The colour of the light plays an important role for the day-night rhythm of humans. So-called photosensitive ganglion cells are found in the retina of the eye, which transmit the information absorbed by the eye to the brain. Light in the blue area of the visible spectrum can be absorbed particularly well by the cells. Blue light leads to a reduction in the production of the sleep hormone, melatonin, which means we stay awake longer and can concentrate better. Conversely, red light leads to the body preparing itself for the resting phase and sleep.
Lighting influences biorhythms
How these findings can help in the daily work routine is shown by the example of the Festo Technology Plant in Ostfildern-Scharnhausen. There, in cooperation with the Fraunhofer IAO, a health-promoting lighting concept has been implemented. It is based on natural solar irradiation, which, over the course of a day, shifts from cool, blue to warm, red light.
Production employees who work in shifts thus find the right light intensity that corresponds to their natural biorhythms for the given time of day. Thanks to the increased red light towards the end of the day, the workers thus find it easier to sleep at home after the late shift.
Besides the colour of light, the brightness can also have effects on the human organism.
Dr. Max Kaplan, President of the Bavarian State Medical Association and former GP, for example, deals with this phenomenon. According to Dr. Kaplan, a consistent level of brightness has a positive effect on concentration at the workplace. For this reason he had around 700 LED pendant lights installed in the Munich offices of the State Medical Association.

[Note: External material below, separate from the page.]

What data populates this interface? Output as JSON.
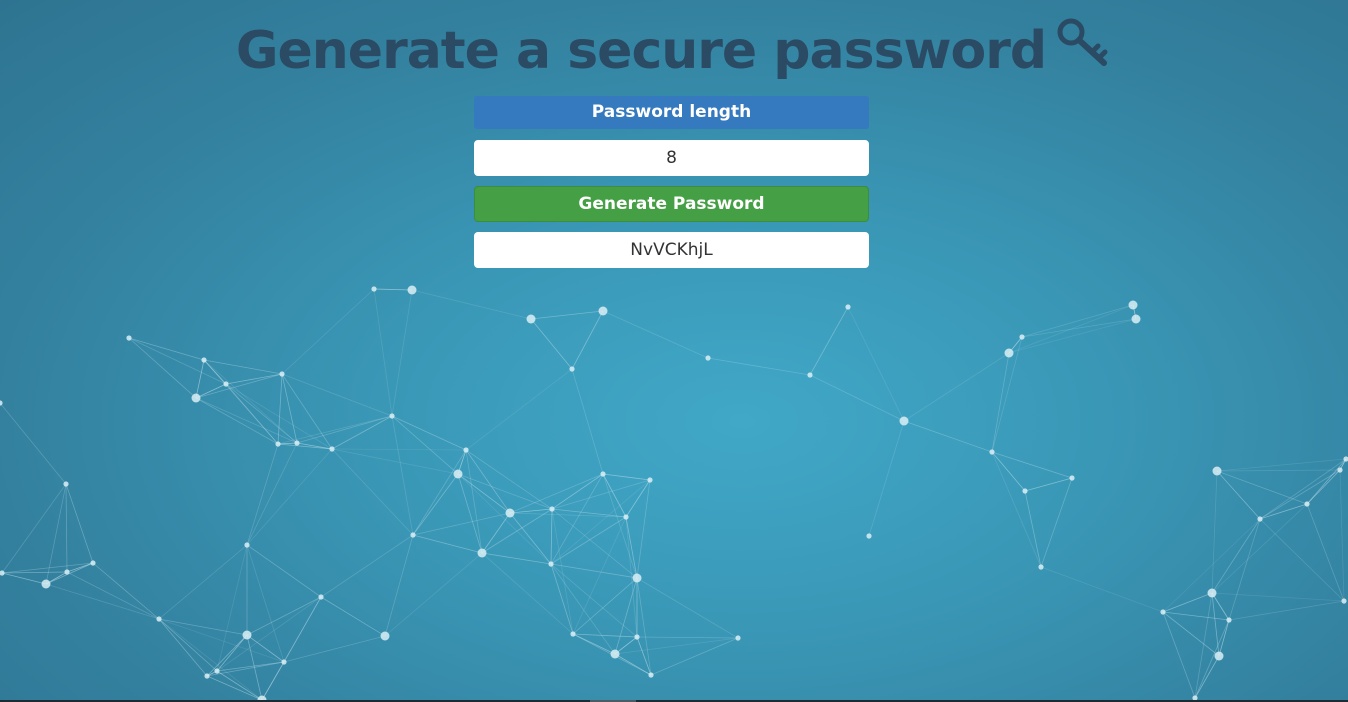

These provide a consistent brightness of 500 lux to all workstations and at the same time consume much less energy than conventional lamps.
The principle is simple: as soon as it get brighter outside, the LEDs shine less brightly, whilst they are intensified by control systems when it gets darker.